Your answer should consist of the listing, repeated exactly.
::: DATA SECTION :::
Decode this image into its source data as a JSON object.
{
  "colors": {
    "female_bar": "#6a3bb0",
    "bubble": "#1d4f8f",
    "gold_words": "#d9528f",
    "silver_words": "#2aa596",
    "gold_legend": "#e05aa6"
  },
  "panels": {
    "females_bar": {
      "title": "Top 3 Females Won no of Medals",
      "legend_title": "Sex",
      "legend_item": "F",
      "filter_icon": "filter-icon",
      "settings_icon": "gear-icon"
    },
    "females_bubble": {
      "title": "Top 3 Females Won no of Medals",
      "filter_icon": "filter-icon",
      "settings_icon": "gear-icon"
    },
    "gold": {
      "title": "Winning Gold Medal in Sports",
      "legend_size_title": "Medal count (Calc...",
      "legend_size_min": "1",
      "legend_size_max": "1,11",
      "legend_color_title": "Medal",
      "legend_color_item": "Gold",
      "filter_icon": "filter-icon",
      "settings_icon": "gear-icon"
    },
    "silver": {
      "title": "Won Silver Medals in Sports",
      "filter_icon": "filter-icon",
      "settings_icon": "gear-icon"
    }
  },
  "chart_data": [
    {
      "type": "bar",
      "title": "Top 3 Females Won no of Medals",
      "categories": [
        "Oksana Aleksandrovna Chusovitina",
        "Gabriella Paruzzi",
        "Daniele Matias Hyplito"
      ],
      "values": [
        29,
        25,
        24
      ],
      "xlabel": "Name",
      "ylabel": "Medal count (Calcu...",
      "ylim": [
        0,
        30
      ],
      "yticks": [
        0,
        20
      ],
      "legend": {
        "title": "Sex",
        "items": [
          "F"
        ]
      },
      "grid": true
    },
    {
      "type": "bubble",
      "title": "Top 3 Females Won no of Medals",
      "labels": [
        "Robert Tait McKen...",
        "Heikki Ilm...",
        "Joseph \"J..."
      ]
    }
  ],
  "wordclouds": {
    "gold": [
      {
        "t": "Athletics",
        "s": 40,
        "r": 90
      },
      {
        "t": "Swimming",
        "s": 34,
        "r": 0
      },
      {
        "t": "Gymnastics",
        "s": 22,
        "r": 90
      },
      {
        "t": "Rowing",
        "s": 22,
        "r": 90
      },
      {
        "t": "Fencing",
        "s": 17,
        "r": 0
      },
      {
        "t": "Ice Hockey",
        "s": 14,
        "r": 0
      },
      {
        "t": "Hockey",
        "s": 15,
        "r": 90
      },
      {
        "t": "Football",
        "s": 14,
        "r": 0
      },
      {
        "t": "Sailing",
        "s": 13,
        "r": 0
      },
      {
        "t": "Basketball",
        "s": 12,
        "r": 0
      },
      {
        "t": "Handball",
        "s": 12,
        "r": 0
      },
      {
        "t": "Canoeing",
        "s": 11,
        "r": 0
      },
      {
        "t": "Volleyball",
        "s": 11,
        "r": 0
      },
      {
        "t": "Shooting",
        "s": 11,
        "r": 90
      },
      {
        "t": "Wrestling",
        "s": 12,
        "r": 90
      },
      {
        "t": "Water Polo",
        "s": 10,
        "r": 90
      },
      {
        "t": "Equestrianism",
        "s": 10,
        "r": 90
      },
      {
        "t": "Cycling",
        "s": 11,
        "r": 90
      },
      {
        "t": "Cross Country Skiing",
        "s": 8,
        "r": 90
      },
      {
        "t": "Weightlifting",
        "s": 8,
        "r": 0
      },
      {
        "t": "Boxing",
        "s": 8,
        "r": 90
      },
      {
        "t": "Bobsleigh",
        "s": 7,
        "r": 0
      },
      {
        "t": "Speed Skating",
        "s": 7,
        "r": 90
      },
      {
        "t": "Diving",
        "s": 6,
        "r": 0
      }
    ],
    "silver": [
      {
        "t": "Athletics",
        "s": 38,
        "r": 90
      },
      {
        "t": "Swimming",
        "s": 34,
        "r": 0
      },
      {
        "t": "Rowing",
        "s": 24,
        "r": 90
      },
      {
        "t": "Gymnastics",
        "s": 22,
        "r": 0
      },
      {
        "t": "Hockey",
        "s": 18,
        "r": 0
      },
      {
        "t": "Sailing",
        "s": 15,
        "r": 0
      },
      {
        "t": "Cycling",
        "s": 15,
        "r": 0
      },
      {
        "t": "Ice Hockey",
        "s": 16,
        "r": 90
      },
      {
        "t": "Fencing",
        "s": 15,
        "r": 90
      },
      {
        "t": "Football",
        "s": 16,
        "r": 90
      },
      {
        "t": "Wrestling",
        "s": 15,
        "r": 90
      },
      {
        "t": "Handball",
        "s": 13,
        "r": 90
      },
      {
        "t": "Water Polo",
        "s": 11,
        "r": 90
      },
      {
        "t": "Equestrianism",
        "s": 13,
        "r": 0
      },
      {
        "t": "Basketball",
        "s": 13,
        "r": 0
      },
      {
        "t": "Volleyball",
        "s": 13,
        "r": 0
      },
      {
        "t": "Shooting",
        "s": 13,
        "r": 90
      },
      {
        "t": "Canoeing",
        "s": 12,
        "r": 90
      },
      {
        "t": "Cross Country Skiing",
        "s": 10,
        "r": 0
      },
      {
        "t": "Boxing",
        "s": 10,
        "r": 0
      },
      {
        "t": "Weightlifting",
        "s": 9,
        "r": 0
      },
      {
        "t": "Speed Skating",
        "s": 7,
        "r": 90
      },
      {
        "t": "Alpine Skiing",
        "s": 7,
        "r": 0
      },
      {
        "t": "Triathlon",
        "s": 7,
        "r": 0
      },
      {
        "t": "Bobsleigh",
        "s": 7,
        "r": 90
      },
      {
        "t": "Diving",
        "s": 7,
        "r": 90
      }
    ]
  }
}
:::
TASK ANSWER
Decode this image into its source data as a JSON object.
{
  "colors": {
    "female_bar": "#6a3bb0",
    "bubble": "#1d4f8f",
    "gold_words": "#d9528f",
    "silver_words": "#2aa596",
    "gold_legend": "#e05aa6"
  },
  "panels": {
    "females_bar": {
      "title": "Top 3 Females Won no of Medals",
      "legend_title": "Sex",
      "legend_item": "F",
      "filter_icon": "filter-icon",
      "settings_icon": "gear-icon"
    },
    "females_bubble": {
      "title": "Top 3 Females Won no of Medals",
      "filter_icon": "filter-icon",
      "settings_icon": "gear-icon"
    },
    "gold": {
      "title": "Winning Gold Medal in Sports",
      "legend_size_title": "Medal count (Calc...",
      "legend_size_min": "1",
      "legend_size_max": "1,11",
      "legend_color_title": "Medal",
      "legend_color_item": "Gold",
      "filter_icon": "filter-icon",
      "settings_icon": "gear-icon"
    },
    "silver": {
      "title": "Won Silver Medals in Sports",
      "filter_icon": "filter-icon",
      "settings_icon": "gear-icon"
    }
  },
  "chart_data": [
    {
      "type": "bar",
      "title": "Top 3 Females Won no of Medals",
      "categories": [
        "Oksana Aleksandrovna Chusovitina",
        "Gabriella Paruzzi",
        "Daniele Matias Hyplito"
      ],
      "values": [
        29,
        25,
        24
      ],
      "xlabel": "Name",
      "ylabel": "Medal count (Calcu...",
      "ylim": [
        0,
        30
      ],
      "yticks": [
        0,
        20
      ],
      "legend": {
        "title": "Sex",
        "items": [
          "F"
        ]
      },
      "grid": true
    },
    {
      "type": "bubble",
      "title": "Top 3 Females Won no of Medals",
      "labels": [
        "Robert Tait McKen...",
        "Heikki Ilm...",
        "Joseph \"J..."
      ]
    }
  ],
  "wordclouds": {
    "gold": [
      {
        "t": "Athletics",
        "s": 40,
        "r": 90
      },
      {
        "t": "Swimming",
        "s": 34,
        "r": 0
      },
      {
        "t": "Gymnastics",
        "s": 22,
        "r": 90
      },
      {
        "t": "Rowing",
        "s": 22,
        "r": 90
      },
      {
        "t": "Fencing",
        "s": 17,
        "r": 0
      },
      {
        "t": "Ice Hockey",
        "s": 14,
        "r": 0
      },
      {
        "t": "Hockey",
        "s": 15,
        "r": 90
      },
      {
        "t": "Football",
        "s": 14,
        "r": 0
      },
      {
        "t": "Sailing",
        "s": 13,
        "r": 0
      },
      {
        "t": "Basketball",
        "s": 12,
        "r": 0
      },
      {
        "t": "Handball",
        "s": 12,
        "r": 0
      },
      {
        "t": "Canoeing",
        "s": 11,
        "r": 0
      },
      {
        "t": "Volleyball",
        "s": 11,
        "r": 0
      },
      {
        "t": "Shooting",
        "s": 11,
        "r": 90
      },
      {
        "t": "Wrestling",
        "s": 12,
        "r": 90
      },
      {
        "t": "Water Polo",
        "s": 10,
        "r": 90
      },
      {
        "t": "Equestrianism",
        "s": 10,
        "r": 90
      },
      {
        "t": "Cycling",
        "s": 11,
        "r": 90
      },
      {
        "t": "Cross Country Skiing",
        "s": 8,
        "r": 90
      },
      {
        "t": "Weightlifting",
        "s": 8,
        "r": 0
      },
      {
        "t": "Boxing",
        "s": 8,
        "r": 90
      },
      {
        "t": "Bobsleigh",
        "s": 7,
        "r": 0
      },
      {
        "t": "Speed Skating",
        "s": 7,
        "r": 90
      },
      {
        "t": "Diving",
        "s": 6,
        "r": 0
      }
    ],
    "silver": [
      {
        "t": "Athletics",
        "s": 38,
        "r": 90
      },
      {
        "t": "Swimming",
        "s": 34,
        "r": 0
      },
      {
        "t": "Rowing",
        "s": 24,
        "r": 90
      },
      {
        "t": "Gymnastics",
        "s": 22,
        "r": 0
      },
      {
        "t": "Hockey",
        "s": 18,
        "r": 0
      },
      {
        "t": "Sailing",
        "s": 15,
        "r": 0
      },
      {
        "t": "Cycling",
        "s": 15,
        "r": 0
      },
      {
        "t": "Ice Hockey",
        "s": 16,
        "r": 90
      },
      {
        "t": "Fencing",
        "s": 15,
        "r": 90
      },
      {
        "t": "Football",
        "s": 16,
        "r": 90
      },
      {
        "t": "Wrestling",
        "s": 15,
        "r": 90
      },
      {
        "t": "Handball",
        "s": 13,
        "r": 90
      },
      {
        "t": "Water Polo",
        "s": 11,
        "r": 90
      },
      {
        "t": "Equestrianism",
        "s": 13,
        "r": 0
      },
      {
        "t": "Basketball",
        "s": 13,
        "r": 0
      },
      {
        "t": "Volleyball",
        "s": 13,
        "r": 0
      },
      {
        "t": "Shooting",
        "s": 13,
        "r": 90
      },
      {
        "t": "Canoeing",
        "s": 12,
        "r": 90
      },
      {
        "t": "Cross Country Skiing",
        "s": 10,
        "r": 0
      },
      {
        "t": "Boxing",
        "s": 10,
        "r": 0
      },
      {
        "t": "Weightlifting",
        "s": 9,
        "r": 0
      },
      {
        "t": "Speed Skating",
        "s": 7,
        "r": 90
      },
      {
        "t": "Alpine Skiing",
        "s": 7,
        "r": 0
      },
      {
        "t": "Triathlon",
        "s": 7,
        "r": 0
      },
      {
        "t": "Bobsleigh",
        "s": 7,
        "r": 90
      },
      {
        "t": "Diving",
        "s": 7,
        "r": 90
      }
    ]
  }
}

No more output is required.